» AIM OF THE EXERCISE
Every line below that mentions the word "your" should be copied out.
#### DATA SECTION
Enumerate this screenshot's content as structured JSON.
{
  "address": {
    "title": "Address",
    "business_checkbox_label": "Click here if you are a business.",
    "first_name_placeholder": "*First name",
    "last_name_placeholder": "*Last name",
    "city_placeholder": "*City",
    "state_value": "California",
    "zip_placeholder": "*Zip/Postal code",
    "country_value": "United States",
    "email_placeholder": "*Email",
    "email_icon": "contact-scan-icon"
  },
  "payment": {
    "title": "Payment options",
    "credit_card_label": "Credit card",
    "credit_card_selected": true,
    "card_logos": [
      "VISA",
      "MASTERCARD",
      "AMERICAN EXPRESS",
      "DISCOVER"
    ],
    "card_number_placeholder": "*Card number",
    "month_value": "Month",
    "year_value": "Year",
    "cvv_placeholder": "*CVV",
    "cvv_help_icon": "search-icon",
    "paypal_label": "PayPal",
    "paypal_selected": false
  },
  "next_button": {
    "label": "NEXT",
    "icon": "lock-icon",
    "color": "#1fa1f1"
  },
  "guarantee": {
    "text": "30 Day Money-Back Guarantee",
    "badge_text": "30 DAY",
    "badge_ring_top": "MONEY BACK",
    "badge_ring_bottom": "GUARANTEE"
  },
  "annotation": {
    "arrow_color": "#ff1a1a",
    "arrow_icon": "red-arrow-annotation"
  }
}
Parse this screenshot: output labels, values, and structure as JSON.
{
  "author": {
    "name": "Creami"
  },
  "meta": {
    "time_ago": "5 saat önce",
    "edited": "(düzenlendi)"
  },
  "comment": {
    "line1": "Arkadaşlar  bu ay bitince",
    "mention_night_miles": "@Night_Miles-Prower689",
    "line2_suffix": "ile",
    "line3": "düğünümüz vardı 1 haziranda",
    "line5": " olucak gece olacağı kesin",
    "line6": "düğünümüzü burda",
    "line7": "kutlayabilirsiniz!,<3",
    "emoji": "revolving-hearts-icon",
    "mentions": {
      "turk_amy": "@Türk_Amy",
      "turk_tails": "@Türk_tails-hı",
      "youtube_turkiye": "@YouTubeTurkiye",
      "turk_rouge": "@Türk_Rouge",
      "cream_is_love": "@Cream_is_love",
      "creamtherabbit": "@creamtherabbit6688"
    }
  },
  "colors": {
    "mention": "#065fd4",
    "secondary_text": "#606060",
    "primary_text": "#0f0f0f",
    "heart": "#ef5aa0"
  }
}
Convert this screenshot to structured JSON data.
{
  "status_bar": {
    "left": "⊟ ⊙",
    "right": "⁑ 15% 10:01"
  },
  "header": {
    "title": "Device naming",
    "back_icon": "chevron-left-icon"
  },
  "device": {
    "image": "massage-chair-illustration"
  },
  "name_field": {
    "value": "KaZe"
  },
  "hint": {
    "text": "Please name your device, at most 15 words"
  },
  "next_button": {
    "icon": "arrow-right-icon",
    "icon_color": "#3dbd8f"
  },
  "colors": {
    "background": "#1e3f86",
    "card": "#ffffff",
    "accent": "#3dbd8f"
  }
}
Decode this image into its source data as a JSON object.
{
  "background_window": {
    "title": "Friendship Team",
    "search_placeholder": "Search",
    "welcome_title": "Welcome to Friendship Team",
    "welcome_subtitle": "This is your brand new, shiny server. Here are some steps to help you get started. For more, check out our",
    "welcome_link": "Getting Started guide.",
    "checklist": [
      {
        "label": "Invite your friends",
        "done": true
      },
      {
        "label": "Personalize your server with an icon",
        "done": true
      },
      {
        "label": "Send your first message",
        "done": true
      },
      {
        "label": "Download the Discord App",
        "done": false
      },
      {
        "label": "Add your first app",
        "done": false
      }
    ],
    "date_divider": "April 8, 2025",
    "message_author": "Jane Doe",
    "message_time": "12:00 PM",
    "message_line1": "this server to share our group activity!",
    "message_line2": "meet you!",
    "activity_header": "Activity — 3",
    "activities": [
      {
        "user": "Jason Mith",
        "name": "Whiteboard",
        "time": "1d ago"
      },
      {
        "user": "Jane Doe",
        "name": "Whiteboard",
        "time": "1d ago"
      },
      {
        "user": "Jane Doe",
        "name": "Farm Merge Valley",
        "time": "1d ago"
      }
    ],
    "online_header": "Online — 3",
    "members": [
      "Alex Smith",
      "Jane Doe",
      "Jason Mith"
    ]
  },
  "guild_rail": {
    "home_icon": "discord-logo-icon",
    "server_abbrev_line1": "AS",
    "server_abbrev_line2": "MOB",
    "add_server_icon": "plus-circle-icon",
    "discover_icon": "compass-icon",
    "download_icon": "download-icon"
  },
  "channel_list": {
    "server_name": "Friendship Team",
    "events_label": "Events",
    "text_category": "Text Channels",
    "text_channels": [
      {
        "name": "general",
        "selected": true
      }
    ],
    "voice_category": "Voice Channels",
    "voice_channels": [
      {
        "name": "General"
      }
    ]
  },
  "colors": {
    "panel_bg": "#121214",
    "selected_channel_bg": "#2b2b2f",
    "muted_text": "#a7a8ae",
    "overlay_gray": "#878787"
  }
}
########
» RESULT OF THIS EXERCISE
    "text": "Please name your device, at most 15 words"
    "welcome_subtitle": "This is your brand new, shiny server. Here are some steps to help you get started. For more, check out our",
        "label": "Invite your friends",
        "label": "Personalize your server with an icon",
        "label": "Send your first message",
        "label": "Add your first app",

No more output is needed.